To make matters worse, the vet noted her generous proportions and spoke to us quite firmly about how much we were feeding her. And yet, we do try to be careful - sticking to the healthier types of cat food, and weighing out each portion to ensure she gets the correct amount. We suspect she may craftily eating at other houses, but how does a person deal with that? Perhaps a series of flyers taped to lamp-posts with the message "Have you fed this cat?" or maybe we could try shaving the words "Do not feed" into her fur...

Before we left, the vet was brave enough to heave her onto the scales, discovering that she weighs over 6kg. The national average is 4kg, so Miaow Miaow truly is a cat-and-a-half!

Monday, 9 February 2009

What is wrong with this picture?

As a photographer, I'm getting used to being moved on by security guards, and being told that I'm not allowed to take pictures of things. Submitting images for sale as stock photography requires ownership of the picture, and that in turn means not violating the rights of others when taking the original shot.

Which is fine.

However, the law in the UK means that if I stand in a public place, and take a photograph of the view from that public place, without causing nuisance or distress to others, I am doing nothing wrong. The photograph belongs to me.

Unless that view features the London Eye.

Certain image libraries refuse to accept shots of the capital that include the London Eye, even if they are taken legally from a public place. This is understandable if they are concerned about the threat of legal action from the Eye's owners - nobody wants to expose themselves to that sort of risk - and so the images are rejected.

But are the owners of the London Eye (and other buildings in London) not infringing my rights as a photographer? They don't own the entire area wherein their structures stand, yet I am prevented from selling photographs I have taken of those areas. Some say that there should be no problem if the Eye is "not a prominent part of the image" but how do you take a photo of that part of the Thames where the 135m-tall wheel is not prominent?

I look forward to the day when someone with access to a good legal team challenges this situation. Our rights are just that - rights. They are not privileges, to be slowly withdrawn for fear of opportunist lawyers. Let's hope the erosion stops before we slip into the misery of an even more litigious society.

Friday, 6 February 2009

Several thousand words...
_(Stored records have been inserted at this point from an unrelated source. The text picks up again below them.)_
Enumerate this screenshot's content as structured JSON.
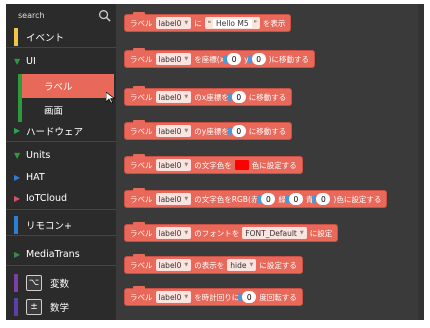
{
  "sidebar": {
    "search_placeholder": "search",
    "categories": [
      {
        "label": "イベント",
        "color": "#f0c846"
      },
      {
        "label": "UI",
        "color": "#2e9a3e"
      },
      {
        "label": "ハードウェア",
        "color": "#2aa84a"
      },
      {
        "label": "Units",
        "color": "#2e9a3e"
      },
      {
        "label": "HAT",
        "color": "#2c7fd6"
      },
      {
        "label": "IoTCloud",
        "color": "#d94f6a"
      },
      {
        "label": "リモコン+",
        "color": "#2c7fd6"
      },
      {
        "label": "MediaTrans",
        "color": "#3a8a4a"
      },
      {
        "label": "変数",
        "color": "#7a3fa8",
        "icon": "⌥"
      },
      {
        "label": "数学",
        "color": "#5d3fa8",
        "icon": "±"
      }
    ],
    "ui_sub": [
      {
        "label": "ラベル",
        "selected": true
      },
      {
        "label": "画面",
        "selected": false
      }
    ]
  },
  "blocks": {
    "common": {
      "prefix": "ラベル",
      "label_var": "label0"
    },
    "b1": {
      "t1": "に",
      "text": "Hello M5",
      "t2": "を表示"
    },
    "b2": {
      "t1": "を座標(x",
      "x": "0",
      "t2": "y",
      "y": "0",
      "t3": ")に移動する"
    },
    "b3": {
      "t1": "のx座標を",
      "n": "0",
      "t2": "に移動する"
    },
    "b4": {
      "t1": "のy座標を",
      "n": "0",
      "t2": "に移動する"
    },
    "b5": {
      "t1": "の文字色を",
      "t2": "色に設定する",
      "color": "#ff0000"
    },
    "b6": {
      "t1": "の文字色をRGB(赤",
      "r": "0",
      "t2": "緑",
      "g": "0",
      "t3": "青",
      "b": "0",
      "t4": ")色に設定する"
    },
    "b7": {
      "t1": "のフォントを",
      "font": "FONT_Default",
      "t2": "に設定"
    },
    "b8": {
      "t1": "の表示を",
      "vis": "hide",
      "t2": "に設定する"
    },
    "b9": {
      "t1": "を時計回りに",
      "n": "0",
      "t2": "度回転する"
    }
  }
}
I've been writing more and more recently, so it was encouraging to see an article I submitted last year finally make it into print. A feature piece on stock photography, it appears in the March issue of Digital SLR User and runs for 4 pages (they gave my pictures a lot of space). Finding it was a joy - I'd just arrived at London Waterloo for a stupidly-early meeting in Farringdon and, staggering blearily through WHSmith, came across the magazine just as it went onto the shelf. The pleasure almost made-up for having to be on a train before dawn. Almost.

On the subject of writing, it's probably worth mentioning the book I'm working on. What started as an exercise for my creative writing class has now begun to gather momentum of its own. I'm reading sections back to the group each week, which is extremely helpful. Treating the whole thing as "homework" has been key - it makes me write regularly.

I'm now doing between 500 and 1000 words each week and - at the great risk of jinxing things - it's actually starting to get a little easier. I've got a good understanding of the main character and what he has to do in the current part of the story (though there may be difficult times ahead when I have to research and write convincingly about police procedures). The process of developing each chapter is beginning to feel natural - ideas > bullet points > draft > edit - and I'm even procrastinating less!

I still wonder about the morality of it all - creating what someone this week refered to as a "charming psycho" is questionable for me, but I guess we'll see how the story feels as it develops. If nothing else, it should prepare me for writing the next book.